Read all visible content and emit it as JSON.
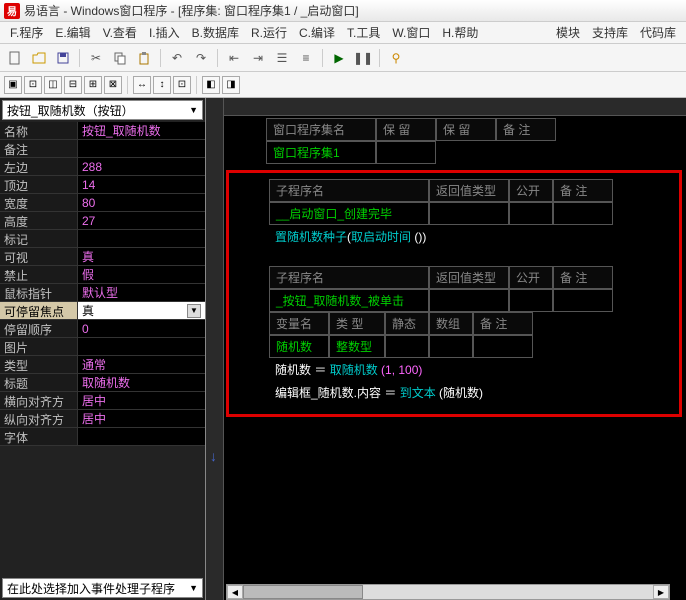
{
  "title": "易语言 - Windows窗口程序 - [程序集: 窗口程序集1 / _启动窗口]",
  "app_icon_text": "易",
  "menu": {
    "items": [
      "F.程序",
      "E.编辑",
      "V.查看",
      "I.插入",
      "B.数据库",
      "R.运行",
      "C.编译",
      "T.工具",
      "W.窗口",
      "H.帮助"
    ],
    "right": [
      "模块",
      "支持库",
      "代码库"
    ]
  },
  "dropdown_top": "按钮_取随机数（按钮）",
  "props": [
    {
      "label": "名称",
      "value": "按钮_取随机数"
    },
    {
      "label": "备注",
      "value": ""
    },
    {
      "label": "左边",
      "value": "288"
    },
    {
      "label": "顶边",
      "value": "14"
    },
    {
      "label": "宽度",
      "value": "80"
    },
    {
      "label": "高度",
      "value": "27"
    },
    {
      "label": "标记",
      "value": ""
    },
    {
      "label": "可视",
      "value": "真"
    },
    {
      "label": "禁止",
      "value": "假"
    },
    {
      "label": "鼠标指针",
      "value": "默认型"
    },
    {
      "label": "可停留焦点",
      "value": "真",
      "selected": true
    },
    {
      "label": "   停留顺序",
      "value": "0"
    },
    {
      "label": "图片",
      "value": ""
    },
    {
      "label": "类型",
      "value": "通常"
    },
    {
      "label": "标题",
      "value": "取随机数"
    },
    {
      "label": "横向对齐方式",
      "value": "居中"
    },
    {
      "label": "纵向对齐方式",
      "value": "居中"
    },
    {
      "label": "字体",
      "value": ""
    }
  ],
  "dropdown_bottom": "在此处选择加入事件处理子程序",
  "code": {
    "header1": {
      "cols": [
        "窗口程序集名",
        "保 留",
        "保 留",
        "备 注"
      ],
      "value": "窗口程序集1"
    },
    "sub1": {
      "cols": [
        "子程序名",
        "返回值类型",
        "公开",
        "备  注"
      ],
      "value": "__启动窗口_创建完毕"
    },
    "line1": {
      "a": "置随机数种子",
      "b": "(",
      "c": "取启动时间",
      "d": " ())"
    },
    "sub2": {
      "cols": [
        "子程序名",
        "返回值类型",
        "公开",
        "备  注"
      ],
      "value": "_按钮_取随机数_被单击"
    },
    "vars": {
      "cols": [
        "变量名",
        "类  型",
        "静态",
        "数组",
        "备  注"
      ],
      "name": "随机数",
      "type": "整数型"
    },
    "line2": {
      "a": "随机数 ＝",
      "b": "取随机数",
      "c": "(1, 100)"
    },
    "line3": {
      "a": "编辑框_随机数.内容 ＝",
      "b": "到文本",
      "c": "(随机数)"
    }
  }
}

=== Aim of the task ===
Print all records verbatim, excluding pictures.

=== Result of this exercise ===
Read all visible content and emit it as JSON.
{
  "title": "易语言 - Windows窗口程序 - [程序集: 窗口程序集1 / _启动窗口]",
  "app_icon_text": "易",
  "menu": {
    "items": [
      "F.程序",
      "E.编辑",
      "V.查看",
      "I.插入",
      "B.数据库",
      "R.运行",
      "C.编译",
      "T.工具",
      "W.窗口",
      "H.帮助"
    ],
    "right": [
      "模块",
      "支持库",
      "代码库"
    ]
  },
  "dropdown_top": "按钮_取随机数（按钮）",
  "props": [
    {
      "label": "名称",
      "value": "按钮_取随机数"
    },
    {
      "label": "备注",
      "value": ""
    },
    {
      "label": "左边",
      "value": "288"
    },
    {
      "label": "顶边",
      "value": "14"
    },
    {
      "label": "宽度",
      "value": "80"
    },
    {
      "label": "高度",
      "value": "27"
    },
    {
      "label": "标记",
      "value": ""
    },
    {
      "label": "可视",
      "value": "真"
    },
    {
      "label": "禁止",
      "value": "假"
    },
    {
      "label": "鼠标指针",
      "value": "默认型"
    },
    {
      "label": "可停留焦点",
      "value": "真",
      "selected": true
    },
    {
      "label": "   停留顺序",
      "value": "0"
    },
    {
      "label": "图片",
      "value": ""
    },
    {
      "label": "类型",
      "value": "通常"
    },
    {
      "label": "标题",
      "value": "取随机数"
    },
    {
      "label": "横向对齐方式",
      "value": "居中"
    },
    {
      "label": "纵向对齐方式",
      "value": "居中"
    },
    {
      "label": "字体",
      "value": ""
    }
  ],
  "dropdown_bottom": "在此处选择加入事件处理子程序",
  "code": {
    "header1": {
      "cols": [
        "窗口程序集名",
        "保 留",
        "保 留",
        "备 注"
      ],
      "value": "窗口程序集1"
    },
    "sub1": {
      "cols": [
        "子程序名",
        "返回值类型",
        "公开",
        "备  注"
      ],
      "value": "__启动窗口_创建完毕"
    },
    "line1": {
      "a": "置随机数种子",
      "b": "(",
      "c": "取启动时间",
      "d": " ())"
    },
    "sub2": {
      "cols": [
        "子程序名",
        "返回值类型",
        "公开",
        "备  注"
      ],
      "value": "_按钮_取随机数_被单击"
    },
    "vars": {
      "cols": [
        "变量名",
        "类  型",
        "静态",
        "数组",
        "备  注"
      ],
      "name": "随机数",
      "type": "整数型"
    },
    "line2": {
      "a": "随机数 ＝",
      "b": "取随机数",
      "c": "(1, 100)"
    },
    "line3": {
      "a": "编辑框_随机数.内容 ＝",
      "b": "到文本",
      "c": "(随机数)"
    }
  }
}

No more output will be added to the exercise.